The Inactivists explain the War on Jazz Hands
Depending on what you think the proper role of a real musician might be or what a real musician is or looks like, the Inactivists (due at the Walnut Room tonight) might either be the ultimate novelty act or an inspired conspiracy of talented artists with a shared love of warped humor.
Whichever the case, the outfit has a knack for penning incredibly catchy songs that creep back up on you in unguarded moments, not just because they're funny, but because the music is genuinely inventive and well-crafted. Curiously operating on the fringe of the local underground scene, the Inactivists have garnered high praise for bringing together musical virtuosity and a keen sense of the absurd.

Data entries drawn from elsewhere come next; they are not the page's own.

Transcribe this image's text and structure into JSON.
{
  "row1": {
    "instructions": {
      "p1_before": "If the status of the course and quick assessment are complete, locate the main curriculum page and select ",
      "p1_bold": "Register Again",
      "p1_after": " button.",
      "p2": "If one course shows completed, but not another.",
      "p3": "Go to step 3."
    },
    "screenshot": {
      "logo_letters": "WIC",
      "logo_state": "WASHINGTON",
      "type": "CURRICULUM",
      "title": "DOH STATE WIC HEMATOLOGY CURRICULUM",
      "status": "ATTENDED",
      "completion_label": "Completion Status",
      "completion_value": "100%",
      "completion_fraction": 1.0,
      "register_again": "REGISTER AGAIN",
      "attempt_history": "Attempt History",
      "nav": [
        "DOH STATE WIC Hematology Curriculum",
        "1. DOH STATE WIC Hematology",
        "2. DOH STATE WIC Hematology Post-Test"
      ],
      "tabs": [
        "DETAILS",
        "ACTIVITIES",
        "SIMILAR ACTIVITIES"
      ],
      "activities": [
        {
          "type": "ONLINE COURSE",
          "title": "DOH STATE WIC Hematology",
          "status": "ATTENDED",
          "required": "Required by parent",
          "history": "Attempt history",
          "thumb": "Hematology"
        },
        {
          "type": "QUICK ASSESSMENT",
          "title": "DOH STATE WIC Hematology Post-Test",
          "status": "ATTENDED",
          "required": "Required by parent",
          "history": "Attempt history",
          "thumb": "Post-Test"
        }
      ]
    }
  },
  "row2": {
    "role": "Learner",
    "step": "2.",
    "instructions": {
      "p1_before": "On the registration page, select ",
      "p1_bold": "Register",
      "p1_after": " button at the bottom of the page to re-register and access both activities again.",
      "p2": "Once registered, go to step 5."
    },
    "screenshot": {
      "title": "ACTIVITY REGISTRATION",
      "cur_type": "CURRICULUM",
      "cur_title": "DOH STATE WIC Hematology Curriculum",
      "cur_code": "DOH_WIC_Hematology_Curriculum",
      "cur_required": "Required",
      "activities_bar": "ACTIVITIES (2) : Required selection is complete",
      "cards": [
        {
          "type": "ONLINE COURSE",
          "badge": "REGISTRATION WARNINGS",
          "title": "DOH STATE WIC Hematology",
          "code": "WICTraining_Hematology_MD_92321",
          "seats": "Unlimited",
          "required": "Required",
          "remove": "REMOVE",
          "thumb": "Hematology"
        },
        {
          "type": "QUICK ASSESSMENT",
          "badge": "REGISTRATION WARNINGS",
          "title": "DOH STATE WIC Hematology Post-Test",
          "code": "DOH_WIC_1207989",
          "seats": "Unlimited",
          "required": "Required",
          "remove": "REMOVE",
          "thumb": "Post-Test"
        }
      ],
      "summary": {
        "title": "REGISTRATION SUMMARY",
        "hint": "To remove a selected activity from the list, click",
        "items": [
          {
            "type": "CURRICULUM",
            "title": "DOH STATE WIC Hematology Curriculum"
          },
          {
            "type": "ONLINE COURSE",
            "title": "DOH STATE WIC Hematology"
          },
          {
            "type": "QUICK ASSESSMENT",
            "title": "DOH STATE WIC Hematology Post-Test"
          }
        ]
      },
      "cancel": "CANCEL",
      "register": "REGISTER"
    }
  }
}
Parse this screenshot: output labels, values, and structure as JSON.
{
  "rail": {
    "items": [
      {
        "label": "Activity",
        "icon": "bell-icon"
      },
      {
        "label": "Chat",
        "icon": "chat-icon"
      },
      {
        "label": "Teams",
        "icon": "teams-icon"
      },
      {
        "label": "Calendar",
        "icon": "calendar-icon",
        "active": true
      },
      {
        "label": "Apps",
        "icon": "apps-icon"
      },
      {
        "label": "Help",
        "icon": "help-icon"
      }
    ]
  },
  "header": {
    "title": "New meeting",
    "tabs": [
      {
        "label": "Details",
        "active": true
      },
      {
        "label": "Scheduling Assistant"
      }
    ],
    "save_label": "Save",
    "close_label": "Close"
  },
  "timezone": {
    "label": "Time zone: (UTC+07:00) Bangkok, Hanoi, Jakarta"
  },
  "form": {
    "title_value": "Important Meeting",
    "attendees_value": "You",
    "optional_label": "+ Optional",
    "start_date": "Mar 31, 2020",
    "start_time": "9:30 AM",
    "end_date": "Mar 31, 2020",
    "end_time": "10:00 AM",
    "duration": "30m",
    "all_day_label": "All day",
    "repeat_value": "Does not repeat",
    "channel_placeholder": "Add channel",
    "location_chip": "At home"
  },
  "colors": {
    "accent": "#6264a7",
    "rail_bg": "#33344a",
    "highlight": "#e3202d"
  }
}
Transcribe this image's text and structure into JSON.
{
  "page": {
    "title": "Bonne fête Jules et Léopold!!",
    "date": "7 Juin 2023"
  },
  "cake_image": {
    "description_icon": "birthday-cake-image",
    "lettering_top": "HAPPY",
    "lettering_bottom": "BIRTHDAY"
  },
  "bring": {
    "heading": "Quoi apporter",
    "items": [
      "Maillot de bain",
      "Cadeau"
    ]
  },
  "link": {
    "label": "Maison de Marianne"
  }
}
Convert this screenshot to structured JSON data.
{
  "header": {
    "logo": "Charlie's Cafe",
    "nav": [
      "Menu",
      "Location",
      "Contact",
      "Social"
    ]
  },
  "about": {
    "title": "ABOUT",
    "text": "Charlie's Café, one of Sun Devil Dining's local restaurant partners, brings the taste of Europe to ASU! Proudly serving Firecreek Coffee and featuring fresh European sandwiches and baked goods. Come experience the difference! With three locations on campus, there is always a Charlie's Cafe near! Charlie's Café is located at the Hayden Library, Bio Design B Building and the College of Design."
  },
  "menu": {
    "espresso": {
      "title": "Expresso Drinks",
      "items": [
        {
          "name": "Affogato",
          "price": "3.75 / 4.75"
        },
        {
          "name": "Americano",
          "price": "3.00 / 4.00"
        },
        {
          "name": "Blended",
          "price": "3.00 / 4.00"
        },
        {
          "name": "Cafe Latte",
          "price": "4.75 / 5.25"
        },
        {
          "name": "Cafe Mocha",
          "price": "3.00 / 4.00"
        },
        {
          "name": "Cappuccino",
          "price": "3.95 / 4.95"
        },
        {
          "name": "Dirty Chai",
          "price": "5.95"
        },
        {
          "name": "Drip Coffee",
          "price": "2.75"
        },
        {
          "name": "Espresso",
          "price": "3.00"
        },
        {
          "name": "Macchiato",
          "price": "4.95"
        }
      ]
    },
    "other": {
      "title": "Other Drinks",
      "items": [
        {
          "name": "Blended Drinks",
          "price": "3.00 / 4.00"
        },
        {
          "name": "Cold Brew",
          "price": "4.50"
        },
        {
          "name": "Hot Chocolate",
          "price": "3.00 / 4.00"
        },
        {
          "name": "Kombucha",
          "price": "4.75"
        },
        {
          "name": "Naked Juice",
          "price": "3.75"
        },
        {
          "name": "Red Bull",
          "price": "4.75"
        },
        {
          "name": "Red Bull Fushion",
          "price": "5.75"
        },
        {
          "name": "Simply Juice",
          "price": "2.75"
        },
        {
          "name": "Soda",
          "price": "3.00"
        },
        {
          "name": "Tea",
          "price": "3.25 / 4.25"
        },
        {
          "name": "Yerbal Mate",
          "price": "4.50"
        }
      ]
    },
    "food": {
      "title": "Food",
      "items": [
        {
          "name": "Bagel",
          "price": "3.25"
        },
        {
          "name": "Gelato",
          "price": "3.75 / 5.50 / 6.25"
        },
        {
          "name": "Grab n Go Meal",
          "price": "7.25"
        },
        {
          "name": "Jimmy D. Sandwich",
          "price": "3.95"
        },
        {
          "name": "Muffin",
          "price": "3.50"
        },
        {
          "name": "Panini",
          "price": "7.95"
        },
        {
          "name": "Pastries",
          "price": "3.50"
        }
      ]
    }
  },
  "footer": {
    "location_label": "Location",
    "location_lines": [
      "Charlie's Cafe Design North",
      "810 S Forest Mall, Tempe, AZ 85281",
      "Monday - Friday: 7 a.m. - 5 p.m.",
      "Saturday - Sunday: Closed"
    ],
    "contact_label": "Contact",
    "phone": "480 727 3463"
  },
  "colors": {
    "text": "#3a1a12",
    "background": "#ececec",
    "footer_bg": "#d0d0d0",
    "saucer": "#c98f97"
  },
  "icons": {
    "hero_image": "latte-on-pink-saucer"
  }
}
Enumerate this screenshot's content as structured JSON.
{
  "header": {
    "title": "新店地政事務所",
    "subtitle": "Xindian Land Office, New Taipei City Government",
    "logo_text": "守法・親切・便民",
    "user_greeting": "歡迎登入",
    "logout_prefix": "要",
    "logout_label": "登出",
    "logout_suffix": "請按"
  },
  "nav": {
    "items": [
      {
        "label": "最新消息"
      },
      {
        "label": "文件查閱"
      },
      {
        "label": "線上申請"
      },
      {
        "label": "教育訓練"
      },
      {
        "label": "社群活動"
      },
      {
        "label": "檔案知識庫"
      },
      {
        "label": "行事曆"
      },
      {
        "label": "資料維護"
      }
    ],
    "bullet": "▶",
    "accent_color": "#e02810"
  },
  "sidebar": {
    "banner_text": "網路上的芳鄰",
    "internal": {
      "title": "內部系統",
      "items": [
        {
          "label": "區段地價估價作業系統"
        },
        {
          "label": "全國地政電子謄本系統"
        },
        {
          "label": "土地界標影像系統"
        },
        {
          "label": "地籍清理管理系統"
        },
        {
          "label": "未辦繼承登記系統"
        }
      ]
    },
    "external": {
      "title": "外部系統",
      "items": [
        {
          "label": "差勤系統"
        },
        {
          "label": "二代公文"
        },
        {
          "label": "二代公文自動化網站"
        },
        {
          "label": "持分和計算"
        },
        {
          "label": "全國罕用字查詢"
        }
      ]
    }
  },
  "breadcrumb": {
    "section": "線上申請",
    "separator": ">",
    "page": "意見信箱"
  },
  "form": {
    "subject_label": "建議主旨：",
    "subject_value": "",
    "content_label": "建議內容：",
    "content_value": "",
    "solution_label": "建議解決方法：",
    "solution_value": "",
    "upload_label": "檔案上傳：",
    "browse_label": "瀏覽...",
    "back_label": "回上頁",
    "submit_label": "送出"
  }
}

As one of the founding bands of the Denver Art Rock Collective, the Inactivists have carved out a niche for themselves among people who appreciate smart, challenging yet accessible music that doesn't dumb itself down to the expectations of people who have to have their art spoonfed to them. The group's latest release, The War on Jazz Hands, is a looser affair than previous efforts, but it also represents the sound of a band having fun and not stressing so much on the end product.
Before the album was recorded, primary songwriter Scot Livingston shopped out his demos to several different companies that take songs sent to them to interpret and record. This resulted in some hilarious versions of each song on the record, and it comes as a free download with the purchase of the album.
In advance of their CD-release show tonight at the Walnut Room, we spoke with the bandmembers about their musical backgrounds and the story behind the vanity recordings that make up Volume Two of The War on Jazz Hands.